** TASK DIRECTIONS **
Reduce the material below to its lines containing "data".

** RECORDS FOR THE EXERCISE **
__________

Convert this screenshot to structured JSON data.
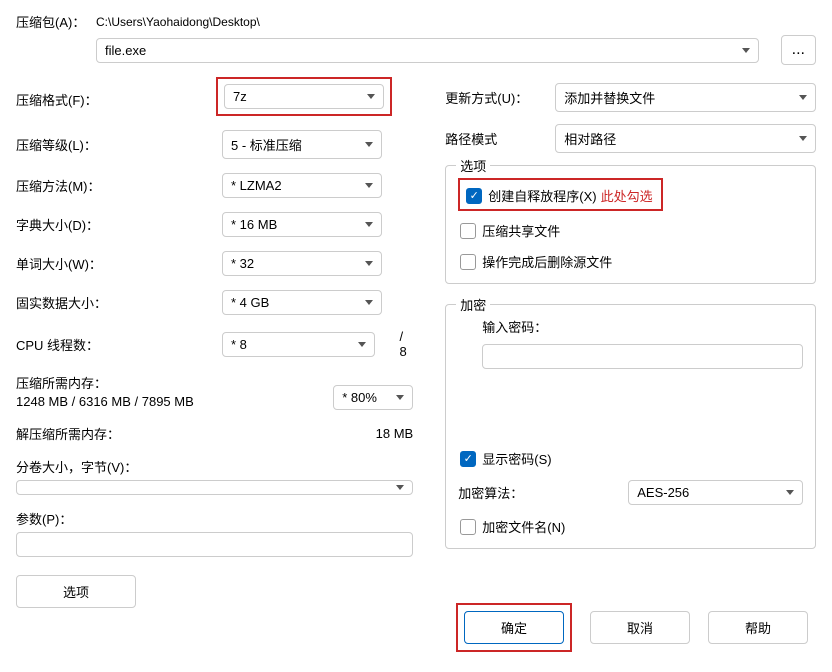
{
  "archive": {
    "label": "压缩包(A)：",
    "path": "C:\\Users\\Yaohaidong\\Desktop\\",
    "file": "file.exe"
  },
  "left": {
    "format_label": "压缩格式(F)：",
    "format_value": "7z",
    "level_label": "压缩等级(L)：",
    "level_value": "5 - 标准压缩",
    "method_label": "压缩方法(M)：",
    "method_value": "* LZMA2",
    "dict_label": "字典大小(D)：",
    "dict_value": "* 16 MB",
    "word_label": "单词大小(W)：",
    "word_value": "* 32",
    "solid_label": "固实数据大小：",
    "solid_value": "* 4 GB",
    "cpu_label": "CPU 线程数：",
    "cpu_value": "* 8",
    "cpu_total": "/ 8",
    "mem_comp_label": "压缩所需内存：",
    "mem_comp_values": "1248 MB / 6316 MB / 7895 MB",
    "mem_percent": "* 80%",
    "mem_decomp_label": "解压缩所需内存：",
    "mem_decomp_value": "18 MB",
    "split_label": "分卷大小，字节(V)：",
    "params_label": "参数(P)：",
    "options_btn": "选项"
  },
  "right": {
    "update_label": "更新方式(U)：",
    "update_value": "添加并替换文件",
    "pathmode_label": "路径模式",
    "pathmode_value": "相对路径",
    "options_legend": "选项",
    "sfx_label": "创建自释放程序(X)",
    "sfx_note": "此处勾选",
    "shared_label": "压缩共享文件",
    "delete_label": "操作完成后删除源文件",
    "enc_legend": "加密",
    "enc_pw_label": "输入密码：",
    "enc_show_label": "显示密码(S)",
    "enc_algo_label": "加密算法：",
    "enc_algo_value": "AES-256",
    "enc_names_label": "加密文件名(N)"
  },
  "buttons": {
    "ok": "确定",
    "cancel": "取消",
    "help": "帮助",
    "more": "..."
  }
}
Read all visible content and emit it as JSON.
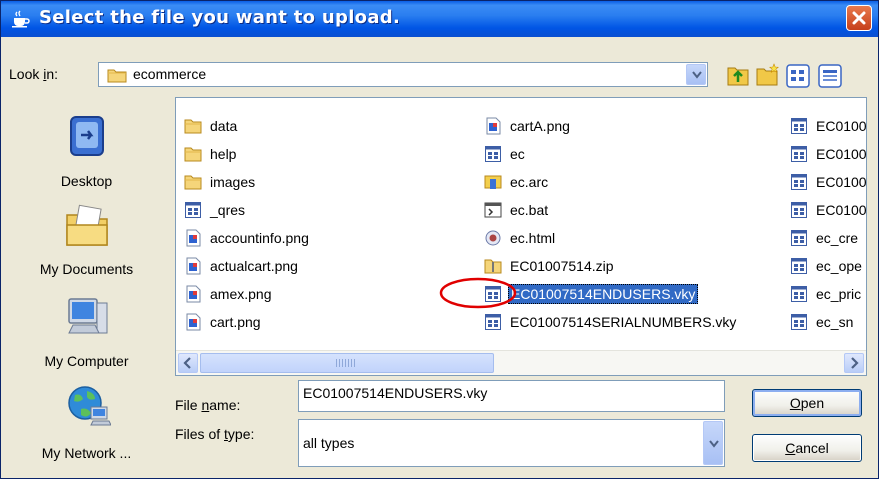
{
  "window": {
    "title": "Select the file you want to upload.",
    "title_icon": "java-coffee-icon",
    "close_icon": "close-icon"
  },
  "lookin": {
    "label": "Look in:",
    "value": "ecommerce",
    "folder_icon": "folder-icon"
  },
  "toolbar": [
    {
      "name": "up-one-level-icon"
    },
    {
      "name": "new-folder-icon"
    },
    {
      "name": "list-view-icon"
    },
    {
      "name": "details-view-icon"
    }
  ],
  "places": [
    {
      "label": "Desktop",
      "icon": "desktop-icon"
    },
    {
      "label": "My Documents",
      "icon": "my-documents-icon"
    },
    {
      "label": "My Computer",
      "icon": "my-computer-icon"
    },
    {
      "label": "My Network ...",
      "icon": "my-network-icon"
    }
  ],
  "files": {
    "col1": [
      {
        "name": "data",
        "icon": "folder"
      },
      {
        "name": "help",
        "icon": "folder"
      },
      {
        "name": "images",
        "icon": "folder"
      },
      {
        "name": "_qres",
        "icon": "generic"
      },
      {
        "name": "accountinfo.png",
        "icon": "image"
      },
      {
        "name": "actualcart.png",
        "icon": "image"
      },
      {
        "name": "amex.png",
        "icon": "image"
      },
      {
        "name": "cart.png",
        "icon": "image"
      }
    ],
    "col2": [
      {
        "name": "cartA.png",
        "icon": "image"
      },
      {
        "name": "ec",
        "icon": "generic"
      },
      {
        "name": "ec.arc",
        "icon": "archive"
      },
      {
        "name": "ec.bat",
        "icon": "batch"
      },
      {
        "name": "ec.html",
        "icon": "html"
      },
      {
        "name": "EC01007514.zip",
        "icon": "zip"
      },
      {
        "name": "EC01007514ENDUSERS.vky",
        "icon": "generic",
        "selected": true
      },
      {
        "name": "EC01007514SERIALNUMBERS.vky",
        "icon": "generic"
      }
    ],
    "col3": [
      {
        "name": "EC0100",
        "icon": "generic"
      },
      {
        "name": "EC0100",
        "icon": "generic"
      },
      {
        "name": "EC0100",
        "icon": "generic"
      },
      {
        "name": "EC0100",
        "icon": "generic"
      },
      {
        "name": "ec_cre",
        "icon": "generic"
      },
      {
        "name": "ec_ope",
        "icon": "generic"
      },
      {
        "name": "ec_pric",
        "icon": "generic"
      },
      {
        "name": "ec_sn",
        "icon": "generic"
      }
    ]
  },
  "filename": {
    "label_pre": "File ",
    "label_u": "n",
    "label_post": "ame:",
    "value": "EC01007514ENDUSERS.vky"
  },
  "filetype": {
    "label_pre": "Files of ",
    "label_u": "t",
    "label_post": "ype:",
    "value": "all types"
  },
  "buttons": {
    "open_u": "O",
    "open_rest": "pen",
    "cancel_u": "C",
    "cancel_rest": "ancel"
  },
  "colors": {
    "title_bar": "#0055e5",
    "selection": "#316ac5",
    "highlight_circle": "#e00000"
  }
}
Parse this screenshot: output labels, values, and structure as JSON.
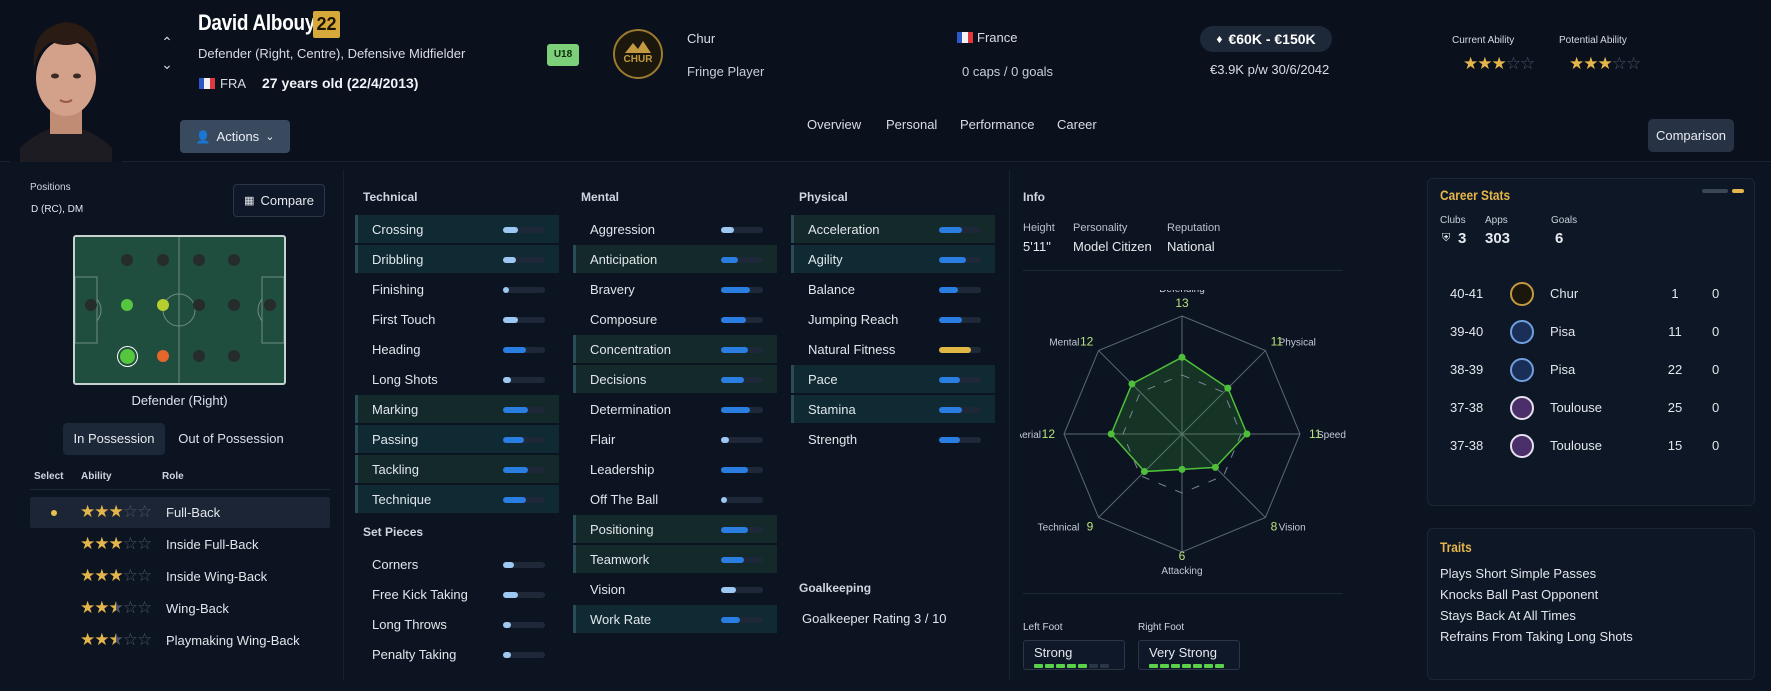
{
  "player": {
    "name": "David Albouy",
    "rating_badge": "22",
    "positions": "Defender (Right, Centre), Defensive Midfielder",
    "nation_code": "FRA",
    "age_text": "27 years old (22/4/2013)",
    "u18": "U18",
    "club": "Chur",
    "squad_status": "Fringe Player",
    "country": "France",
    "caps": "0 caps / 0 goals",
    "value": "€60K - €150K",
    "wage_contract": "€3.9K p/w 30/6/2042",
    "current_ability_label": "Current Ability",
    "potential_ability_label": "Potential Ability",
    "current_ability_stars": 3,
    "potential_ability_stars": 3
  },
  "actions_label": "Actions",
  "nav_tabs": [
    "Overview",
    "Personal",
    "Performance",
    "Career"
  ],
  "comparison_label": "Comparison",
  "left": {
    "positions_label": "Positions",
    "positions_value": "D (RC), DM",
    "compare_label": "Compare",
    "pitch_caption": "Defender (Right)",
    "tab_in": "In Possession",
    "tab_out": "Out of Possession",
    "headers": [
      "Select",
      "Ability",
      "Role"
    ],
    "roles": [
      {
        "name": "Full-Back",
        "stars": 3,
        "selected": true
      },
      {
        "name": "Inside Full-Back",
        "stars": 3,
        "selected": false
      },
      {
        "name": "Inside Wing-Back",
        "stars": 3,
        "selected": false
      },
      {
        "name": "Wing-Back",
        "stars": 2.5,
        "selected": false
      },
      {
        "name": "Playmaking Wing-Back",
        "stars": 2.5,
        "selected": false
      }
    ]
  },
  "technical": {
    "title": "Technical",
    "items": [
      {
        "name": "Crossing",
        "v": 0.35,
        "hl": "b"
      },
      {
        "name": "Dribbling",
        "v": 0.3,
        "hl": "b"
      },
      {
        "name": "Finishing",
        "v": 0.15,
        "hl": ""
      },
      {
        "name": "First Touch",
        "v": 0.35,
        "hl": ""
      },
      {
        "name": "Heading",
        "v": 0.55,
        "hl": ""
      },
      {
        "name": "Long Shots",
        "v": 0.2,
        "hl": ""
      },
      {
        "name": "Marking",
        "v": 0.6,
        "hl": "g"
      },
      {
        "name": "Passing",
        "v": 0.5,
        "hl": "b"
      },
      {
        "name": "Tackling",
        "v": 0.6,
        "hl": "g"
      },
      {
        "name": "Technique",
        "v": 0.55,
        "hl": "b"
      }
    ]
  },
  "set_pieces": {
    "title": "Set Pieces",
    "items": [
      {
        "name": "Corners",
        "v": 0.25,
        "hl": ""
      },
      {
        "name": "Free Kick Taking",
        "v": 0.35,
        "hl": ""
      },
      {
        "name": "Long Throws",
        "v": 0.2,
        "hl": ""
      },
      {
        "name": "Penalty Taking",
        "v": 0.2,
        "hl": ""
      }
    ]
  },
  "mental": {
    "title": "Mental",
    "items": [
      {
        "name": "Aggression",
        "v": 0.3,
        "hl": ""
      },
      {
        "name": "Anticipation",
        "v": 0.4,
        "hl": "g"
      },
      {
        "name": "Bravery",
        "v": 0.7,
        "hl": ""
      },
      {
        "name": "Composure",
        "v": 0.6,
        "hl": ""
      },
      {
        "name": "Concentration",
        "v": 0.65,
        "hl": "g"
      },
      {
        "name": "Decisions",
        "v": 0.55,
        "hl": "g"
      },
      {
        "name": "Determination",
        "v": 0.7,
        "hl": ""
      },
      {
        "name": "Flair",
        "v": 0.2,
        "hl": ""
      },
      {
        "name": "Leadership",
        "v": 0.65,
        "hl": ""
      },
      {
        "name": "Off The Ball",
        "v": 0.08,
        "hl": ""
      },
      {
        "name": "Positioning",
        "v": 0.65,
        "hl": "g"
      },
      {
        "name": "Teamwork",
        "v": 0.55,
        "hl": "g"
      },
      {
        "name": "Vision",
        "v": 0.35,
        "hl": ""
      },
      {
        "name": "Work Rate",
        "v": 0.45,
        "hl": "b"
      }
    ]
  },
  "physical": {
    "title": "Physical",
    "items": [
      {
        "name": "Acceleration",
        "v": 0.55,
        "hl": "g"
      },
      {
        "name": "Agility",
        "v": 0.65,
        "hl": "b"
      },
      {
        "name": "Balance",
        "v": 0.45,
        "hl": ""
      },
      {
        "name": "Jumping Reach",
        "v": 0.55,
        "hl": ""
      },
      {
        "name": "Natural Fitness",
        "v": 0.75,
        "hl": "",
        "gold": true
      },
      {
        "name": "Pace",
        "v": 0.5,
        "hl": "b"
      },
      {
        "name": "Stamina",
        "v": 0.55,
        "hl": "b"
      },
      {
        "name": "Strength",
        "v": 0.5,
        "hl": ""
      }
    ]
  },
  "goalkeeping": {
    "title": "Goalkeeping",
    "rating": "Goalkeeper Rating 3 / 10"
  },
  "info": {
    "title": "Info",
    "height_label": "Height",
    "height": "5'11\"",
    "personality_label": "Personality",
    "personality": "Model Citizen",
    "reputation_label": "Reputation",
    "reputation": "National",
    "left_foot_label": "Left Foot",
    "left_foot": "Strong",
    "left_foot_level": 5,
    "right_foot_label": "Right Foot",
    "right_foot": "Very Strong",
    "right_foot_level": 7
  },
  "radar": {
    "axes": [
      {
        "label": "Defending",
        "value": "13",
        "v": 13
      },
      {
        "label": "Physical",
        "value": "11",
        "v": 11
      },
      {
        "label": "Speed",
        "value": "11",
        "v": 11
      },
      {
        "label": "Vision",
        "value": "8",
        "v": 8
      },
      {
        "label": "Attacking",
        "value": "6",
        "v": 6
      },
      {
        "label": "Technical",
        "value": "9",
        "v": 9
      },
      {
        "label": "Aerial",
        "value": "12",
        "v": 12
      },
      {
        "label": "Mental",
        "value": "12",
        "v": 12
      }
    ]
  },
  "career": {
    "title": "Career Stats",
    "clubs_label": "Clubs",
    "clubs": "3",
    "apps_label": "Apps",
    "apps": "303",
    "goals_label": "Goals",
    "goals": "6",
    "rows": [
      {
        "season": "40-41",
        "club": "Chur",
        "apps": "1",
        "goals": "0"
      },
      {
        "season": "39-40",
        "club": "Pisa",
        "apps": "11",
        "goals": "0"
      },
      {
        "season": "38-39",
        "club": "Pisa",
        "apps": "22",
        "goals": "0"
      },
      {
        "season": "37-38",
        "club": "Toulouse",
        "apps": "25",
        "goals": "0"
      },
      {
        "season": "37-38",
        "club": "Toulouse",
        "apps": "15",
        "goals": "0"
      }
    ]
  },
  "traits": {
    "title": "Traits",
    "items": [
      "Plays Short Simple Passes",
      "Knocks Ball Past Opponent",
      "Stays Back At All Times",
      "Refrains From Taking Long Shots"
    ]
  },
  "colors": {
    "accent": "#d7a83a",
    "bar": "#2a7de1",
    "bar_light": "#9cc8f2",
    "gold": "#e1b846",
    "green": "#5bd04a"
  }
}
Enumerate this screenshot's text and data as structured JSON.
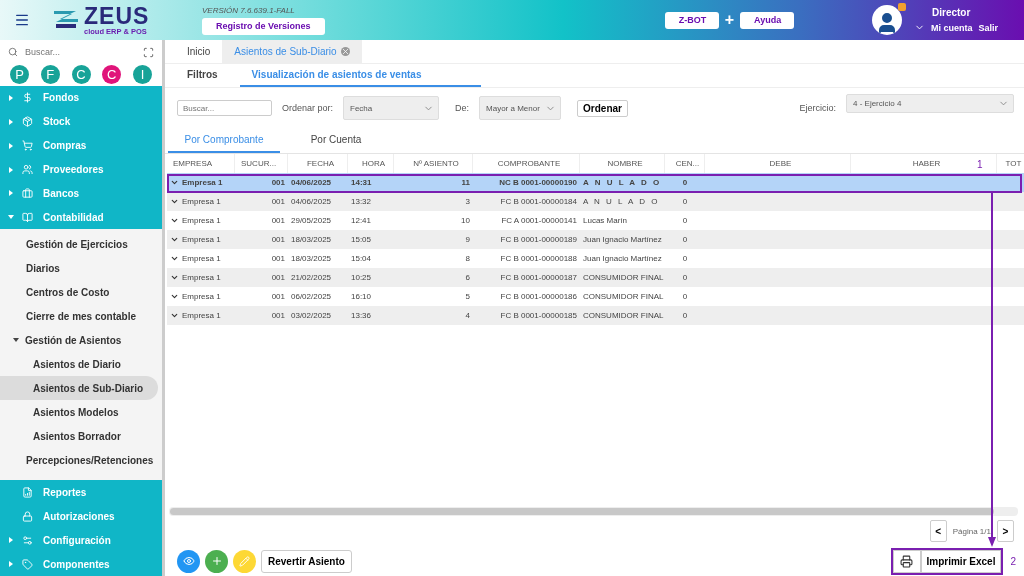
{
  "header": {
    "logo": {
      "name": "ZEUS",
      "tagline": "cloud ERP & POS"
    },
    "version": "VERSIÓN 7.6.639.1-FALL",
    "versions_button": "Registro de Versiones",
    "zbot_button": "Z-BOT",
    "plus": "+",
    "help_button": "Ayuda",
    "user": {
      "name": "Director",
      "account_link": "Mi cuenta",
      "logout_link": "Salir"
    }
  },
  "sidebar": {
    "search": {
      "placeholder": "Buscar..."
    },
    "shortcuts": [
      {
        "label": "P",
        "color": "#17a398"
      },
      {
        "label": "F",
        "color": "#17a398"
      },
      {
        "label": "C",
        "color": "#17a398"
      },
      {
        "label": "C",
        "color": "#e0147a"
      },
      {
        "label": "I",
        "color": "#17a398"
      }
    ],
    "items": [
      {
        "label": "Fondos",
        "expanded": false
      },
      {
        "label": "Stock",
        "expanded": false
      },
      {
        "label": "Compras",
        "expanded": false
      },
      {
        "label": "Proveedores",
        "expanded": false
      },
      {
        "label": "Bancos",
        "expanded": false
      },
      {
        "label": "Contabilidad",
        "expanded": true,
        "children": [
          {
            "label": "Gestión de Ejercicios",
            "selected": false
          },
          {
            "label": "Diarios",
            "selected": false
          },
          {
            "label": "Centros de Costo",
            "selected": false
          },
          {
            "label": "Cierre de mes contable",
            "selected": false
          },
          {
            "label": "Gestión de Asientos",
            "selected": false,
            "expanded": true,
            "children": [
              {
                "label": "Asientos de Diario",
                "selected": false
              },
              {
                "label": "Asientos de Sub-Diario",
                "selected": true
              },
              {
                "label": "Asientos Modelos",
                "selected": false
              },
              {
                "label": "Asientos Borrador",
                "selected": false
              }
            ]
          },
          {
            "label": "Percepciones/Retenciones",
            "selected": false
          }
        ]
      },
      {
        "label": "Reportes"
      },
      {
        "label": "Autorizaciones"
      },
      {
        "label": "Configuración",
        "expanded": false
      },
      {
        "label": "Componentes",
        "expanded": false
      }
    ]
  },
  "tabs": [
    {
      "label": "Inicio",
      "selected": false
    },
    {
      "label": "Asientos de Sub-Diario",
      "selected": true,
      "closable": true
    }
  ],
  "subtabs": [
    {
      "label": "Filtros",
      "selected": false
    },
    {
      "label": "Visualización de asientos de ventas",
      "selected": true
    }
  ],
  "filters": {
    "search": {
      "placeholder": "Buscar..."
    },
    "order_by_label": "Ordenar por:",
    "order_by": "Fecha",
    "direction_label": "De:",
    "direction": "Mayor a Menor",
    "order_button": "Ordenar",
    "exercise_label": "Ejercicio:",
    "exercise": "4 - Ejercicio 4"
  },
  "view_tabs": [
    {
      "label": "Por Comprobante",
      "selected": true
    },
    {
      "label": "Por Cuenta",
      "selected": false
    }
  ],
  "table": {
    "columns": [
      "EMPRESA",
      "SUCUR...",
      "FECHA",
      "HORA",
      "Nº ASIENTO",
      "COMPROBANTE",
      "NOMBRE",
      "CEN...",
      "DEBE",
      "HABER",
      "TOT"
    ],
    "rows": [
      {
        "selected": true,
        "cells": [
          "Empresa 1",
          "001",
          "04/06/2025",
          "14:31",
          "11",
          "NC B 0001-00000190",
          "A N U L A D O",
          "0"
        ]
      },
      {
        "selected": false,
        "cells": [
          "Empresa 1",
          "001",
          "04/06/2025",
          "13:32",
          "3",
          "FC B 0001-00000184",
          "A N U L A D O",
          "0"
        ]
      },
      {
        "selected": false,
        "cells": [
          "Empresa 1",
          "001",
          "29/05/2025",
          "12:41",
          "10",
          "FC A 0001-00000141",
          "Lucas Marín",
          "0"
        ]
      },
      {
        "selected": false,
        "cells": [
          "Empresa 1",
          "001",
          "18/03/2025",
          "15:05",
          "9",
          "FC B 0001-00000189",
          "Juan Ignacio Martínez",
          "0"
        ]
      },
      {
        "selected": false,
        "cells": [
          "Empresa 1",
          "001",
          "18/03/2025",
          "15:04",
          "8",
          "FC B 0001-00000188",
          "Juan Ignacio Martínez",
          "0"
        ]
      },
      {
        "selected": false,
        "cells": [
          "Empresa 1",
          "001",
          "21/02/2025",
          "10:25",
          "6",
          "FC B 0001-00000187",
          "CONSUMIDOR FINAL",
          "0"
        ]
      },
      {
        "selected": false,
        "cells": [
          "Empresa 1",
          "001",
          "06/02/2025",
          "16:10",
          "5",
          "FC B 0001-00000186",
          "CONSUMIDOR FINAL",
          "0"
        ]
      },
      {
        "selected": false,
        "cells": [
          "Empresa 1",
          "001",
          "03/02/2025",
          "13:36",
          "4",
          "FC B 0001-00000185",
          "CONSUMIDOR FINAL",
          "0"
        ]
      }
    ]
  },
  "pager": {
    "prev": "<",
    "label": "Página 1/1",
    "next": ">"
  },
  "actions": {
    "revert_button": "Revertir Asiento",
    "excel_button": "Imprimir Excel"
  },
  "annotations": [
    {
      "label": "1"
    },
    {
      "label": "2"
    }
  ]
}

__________

** WRITTEN REPLY **
Convert this screenshot to structured JSON data.
        "name": "data",
Enumerate this screenshot's text and data as structured JSON.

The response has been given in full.